On Inauguration Day, after it got the United Nations to pass a gag rule on insulting religions, the Organization of the Islamic Conference (OIC) told our new president in a New York Times ad that Muslims "have compelling strategic and moral reasons to cooperate and peacefully coexist with the United States in particular, and with the West in general."
Many Muslims here and elsewhere want that partnership; but some, jihadists in the name of Islam, disagree violently. In its address to our new president, the Organization of the Islamic Conference (which has permanent status at the United Nations) made no mention of its own strategic skills that resulted, on Dec. 18, in the passage by the U.N. General Assembly of a nonbinding resolution (with strong advice to its members) that condemns "defamation of religion," especially Islam.
In an 83 to 53 vote, with 42 abstentions, the U.N. General Assembly urged nations to provide "adequate protections" in their laws or constitutions against "acts of hatred, discrimination, intimidation and coercion resulting from defamation of religions and incitement to religious hatred in general."
Only Islam and Muslims are specifically named in this resolution against religious defamation, sponsored by Uganda on behalf of the 57-member Organization of the Islamic Conference, and cosponsored by Belarus and Venezuela. Opponents included the United States, a majority of European countries, Japan and India.
Those in favor said they do not want to limit free speech but do intend to stop such expressions as the 2005 Danish cartoons disrespecting the Prophet Muhammad that ignited violent protests by Muslims around the world.
Among the opponents, including myself, of this U.N. move to have its members legislate, with penalties, against such very broadly designated "religious defamation" is Floyd Abrams, the nation's leading protector of the First Amendment in the Supreme Court and in his writings. In his Dec. 9 lecture on global communications, issues at the United Nations itself in New York, he cited a recent study by the European Center for Law and Justice finding "that laws based on the concept of 'defamation of religion' actually help to create a climate of violence."...

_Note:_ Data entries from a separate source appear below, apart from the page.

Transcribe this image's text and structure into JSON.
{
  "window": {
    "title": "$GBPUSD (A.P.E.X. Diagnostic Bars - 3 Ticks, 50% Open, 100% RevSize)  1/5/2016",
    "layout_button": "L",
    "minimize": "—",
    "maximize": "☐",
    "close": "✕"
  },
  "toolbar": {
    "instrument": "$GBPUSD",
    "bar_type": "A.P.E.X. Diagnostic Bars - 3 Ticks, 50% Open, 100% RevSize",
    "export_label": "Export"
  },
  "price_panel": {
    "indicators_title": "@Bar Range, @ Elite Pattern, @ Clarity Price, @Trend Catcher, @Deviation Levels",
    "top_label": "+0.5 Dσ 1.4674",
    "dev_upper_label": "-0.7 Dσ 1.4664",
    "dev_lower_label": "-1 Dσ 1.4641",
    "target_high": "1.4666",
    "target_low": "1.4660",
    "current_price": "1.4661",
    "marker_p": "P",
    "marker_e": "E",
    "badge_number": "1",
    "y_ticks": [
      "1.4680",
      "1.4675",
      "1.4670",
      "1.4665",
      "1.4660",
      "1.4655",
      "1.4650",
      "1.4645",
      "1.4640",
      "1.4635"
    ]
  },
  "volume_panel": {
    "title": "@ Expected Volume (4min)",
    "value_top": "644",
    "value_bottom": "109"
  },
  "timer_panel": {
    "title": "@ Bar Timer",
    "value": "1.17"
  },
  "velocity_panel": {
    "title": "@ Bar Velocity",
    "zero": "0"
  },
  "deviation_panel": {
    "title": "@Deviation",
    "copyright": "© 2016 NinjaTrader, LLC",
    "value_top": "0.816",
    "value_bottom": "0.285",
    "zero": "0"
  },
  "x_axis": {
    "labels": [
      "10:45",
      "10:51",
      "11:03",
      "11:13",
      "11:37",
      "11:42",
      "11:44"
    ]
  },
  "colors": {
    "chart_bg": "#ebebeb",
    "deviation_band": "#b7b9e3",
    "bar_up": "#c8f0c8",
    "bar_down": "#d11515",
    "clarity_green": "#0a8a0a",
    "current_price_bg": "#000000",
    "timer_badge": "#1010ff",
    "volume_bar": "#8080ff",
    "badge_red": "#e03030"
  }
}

If the U.N. resolution became international law, the First Amendment would still protect opponents here, but think of the bloody impact on "defamers" around the world.
I hope the First Amendment is still that strong and protected against loopholes.
Read it all.